I did the bridle first, and I really wish I had a "before" picture to show you, because it was so ugly. I got it in a box of other things from an auction, and it still had the original tags attached -- $79, if you're interested -- but the leather was painted this orange-y brown color. I almost threw it out a couple of times, just because I could never see using it for anything and I doubted anyone else would want it. I decided I had nothing to lose by experimenting, so I tried cleaning the paint off with this citrus-based biodegradable graffiti remover we had in the garage, and it worked really well! Smelled nice, too. It didn't remove all the paint, but it stripped the finish so that I could use some leather dye to change the color.
Then I started putting on the shiny bits. The tiniest ones are actually paper fasteners I found in the scrapbooking section of our local craft store. I got a bag of 100 for about three dollars. I ordered the bigger ones from a place in New Jersey. The shipping cost as much as the diamonds! But you can't argue the results: it looks terrific.
I needed stirrups, because the saddle was missing those. I shopped around and found that new ones are kinda spendy and used ones are hard to find. Until I found this item called "buddy stirrups" -- basically it's tiny stirrups on a strap that you can put on a regular adult saddle so that kids can use it. Seems like just about every barn parent in the county has at least one set of these, and they sell cheap. I got some for ten bucks, cut off the strap, and had my tiny stirrups. I made a pattern out of brown paper for some simple tapaderos, cut them from some leather in my stash, dyed them black, and added a liberal splash of diamonds.
When my little saddle arrived, it was in rougher shape than I had thought it would be. Still, leather has a remarkable capacity to amaze after some cleaning and conditioning, so I dutifully set to work with my saddle soap and sponge. The color was faded and patchy, so I gave the whole saddle a go-over with leather dye to bring it back to a nice even black. Then I rubbed in conditioner, all the while becoming more confused by what I was finding.
There were a lot of industrial staples holding the thing together. The felt on the bottom, which I had thought was probably put on to replace old fleece, was stitched on and seemed original.

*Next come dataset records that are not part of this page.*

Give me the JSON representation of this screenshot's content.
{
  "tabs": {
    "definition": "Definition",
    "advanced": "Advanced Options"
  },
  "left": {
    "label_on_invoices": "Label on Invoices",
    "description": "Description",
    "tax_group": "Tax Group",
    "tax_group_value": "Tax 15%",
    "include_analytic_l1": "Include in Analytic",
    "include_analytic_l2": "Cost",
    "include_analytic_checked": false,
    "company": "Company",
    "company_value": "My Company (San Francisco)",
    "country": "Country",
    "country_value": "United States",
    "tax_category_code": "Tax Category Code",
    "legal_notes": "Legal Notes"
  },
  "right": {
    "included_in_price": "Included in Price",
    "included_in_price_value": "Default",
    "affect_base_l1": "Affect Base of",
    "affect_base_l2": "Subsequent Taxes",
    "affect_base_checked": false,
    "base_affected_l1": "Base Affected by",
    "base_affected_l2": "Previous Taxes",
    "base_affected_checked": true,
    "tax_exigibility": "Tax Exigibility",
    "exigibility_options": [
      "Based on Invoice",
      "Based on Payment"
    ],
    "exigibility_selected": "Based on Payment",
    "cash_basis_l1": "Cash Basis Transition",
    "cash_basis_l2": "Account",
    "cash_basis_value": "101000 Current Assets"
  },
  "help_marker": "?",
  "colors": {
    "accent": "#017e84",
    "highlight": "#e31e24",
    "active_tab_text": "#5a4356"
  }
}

Staples held it to the saddle tree. All the conchos were also held in place with staples -- long, deep staples, but still. I was confused because the design and stamping made me think this was a catalog saddle from the 50s. It certainly looked like one. But some things made me wonder, like, what saddle maker would put diamond spots over his tooling? Were they added later?
And what were these huge holes in the corners of the skirt for?
And how exactly were these stirrup leathers meant to work?
Upon closer inspection, I found that the stirrup straps didn't loop around the saddle tree like a normal saddle -- they were riveted to it. That's kinda unsafe, I thought. But as they needed to be replaced, I figured I'd run the new ones up through the tree like they should be and-- wait a minute, this strap looks like it's to be buckled to something-- were the stirrups leathers buckled together under the horse? That's just weird.
Wait a minute.
This saddle is missing... the rigging. The rigging is what holds the cinch, which is what fastens the whole thing to the horse. Surely the intention was not to fasten this onto the horse by way of the stirrups, which were riveted to the saddle tree? That's like, Ralph-Nader-Unsafe-At-Any-Speed unsafe!
An awful thought crept into my mind, and I ran to my computer to do a Google search.
Yep. I was right. The first picture I looked at showed my exact saddle, and explained everything.
I had bought a mechanical pony saddle.
I laughed and groaned at the same time. I had spent $30 on a toy saddle. The holes in the skirting were where bolts held the saddle to the aluminum body. The stirrups also bolted on. The strap underneath did indeed buckle the stirrups together under the horse.
So much for my vision of selling this outfit to that guy at the barn for his grandkids. My only hope is to find a buyer that restores old coin-op horses, and from what I've seen, they usually just make a brand new saddle.
I'm hoping to sell the bridle. I got it free and have about eight bucks into it, so if it goes for the $50 I'm asking, that'll recoup my loss on the saddle. I've learned how to set metal spots, and I've found a new method to strip leather, and I've made some cute tapaderos from my own pattern, so it's not like I haven't learned anything -- oh, and I learned to check for rigging to make sure a saddle isn't a plaything before I buy it. If the bridle sells, I'll call it good.
I need to get started on a dress for a friend's wedding in May, so stay tuned for pictures of that.